Doraemon first appeared in manga magazines in 1969. Around 1,350 episodes were published over the next 10 or 15 years, including several stories that stretched to book-length. An animated television series arrived in 1979, followed by several movies.
I am not really a fan of Japanese manga but of course I recognise the character and his importance on the shared memory of many Japanese people, mae and female alike. From what i’ve heard the stories are very funny and have a good moral undercurrent that tackles important subjects like bullying that children may have to deal with in their real lives.
And to be honest I found myself wearing a smile almost as big as he kids were when I saw all the Doraemon models crowding the park below Roppongi Hills Tower the other week. He is kind of cute.
So Happy Birthday Doraemon!
On my way back to Japan from the UK earlier this week I had to spend the night in Doha airport.

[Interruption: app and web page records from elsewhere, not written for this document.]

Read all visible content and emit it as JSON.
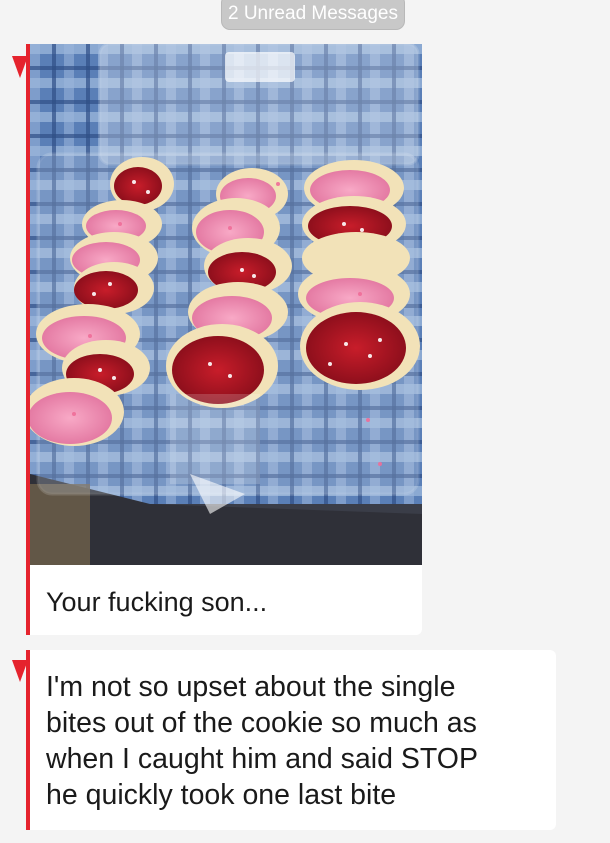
{
  "header": {
    "unread_label": "2 Unread Messages"
  },
  "messages": [
    {
      "type": "image",
      "image_description_icon": "photo-of-bitten-cookies-in-tray"
    },
    {
      "type": "text",
      "text": "Your fucking son..."
    },
    {
      "type": "text",
      "lines": [
        "I'm not so upset about the single",
        "bites out of the cookie so much as",
        "when I caught him and said STOP",
        "he quickly took one last bite"
      ]
    }
  ],
  "colors": {
    "accent": "#e5232d",
    "pill_bg": "#c8c8c8",
    "bubble_bg": "#ffffff",
    "page_bg": "#f4f4f4"
  }
}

I was there for seven hours (slightly too short to get a free hotel stopover}. I arrived just after midnight and until my flight to Tokyo left at 7:50 I was free to rest and stretch my legs outs. It was a mostly sleepiness night as you can imagine. I was unable to sleep on the chairs like the passengers waiting to return home in the top photo, so I ended up walking around taking a few photographs.
Doha is a busy airport the planes take-off and land through-out the night. It is also a very modern and quite beautiful place that is kept shining by an army of itinerant workers.
I would see them wondering around, little more than shadows among the shining marble and sparkling opulence, sweeping, dusting, tidying-up and tidying-away. Nearly one and a half million migrants work in the tiny Gulf State of Qatar; making up around 94% of the total population. While the 6% of native Qataris live with one of the highest per-capita GDPs in the world many of the Asian migrants that work for them are treated very badly. Those in the construction industry especially have been abused, underpaid and and even killed in accidents with a regularity that created a global outcry and has taken the gloss from the controversial 2022 World Cup preparations.
I didn’t have time to leave the import and learn more about the lives of such workers in Qatar. It is a story that Qatar is keen to not have told also so it probably wouldn’t have been easy to follow up. But the almost invisible cleaners that kept Doha airport gleaming were a constant presence throughout my night wondering around the place.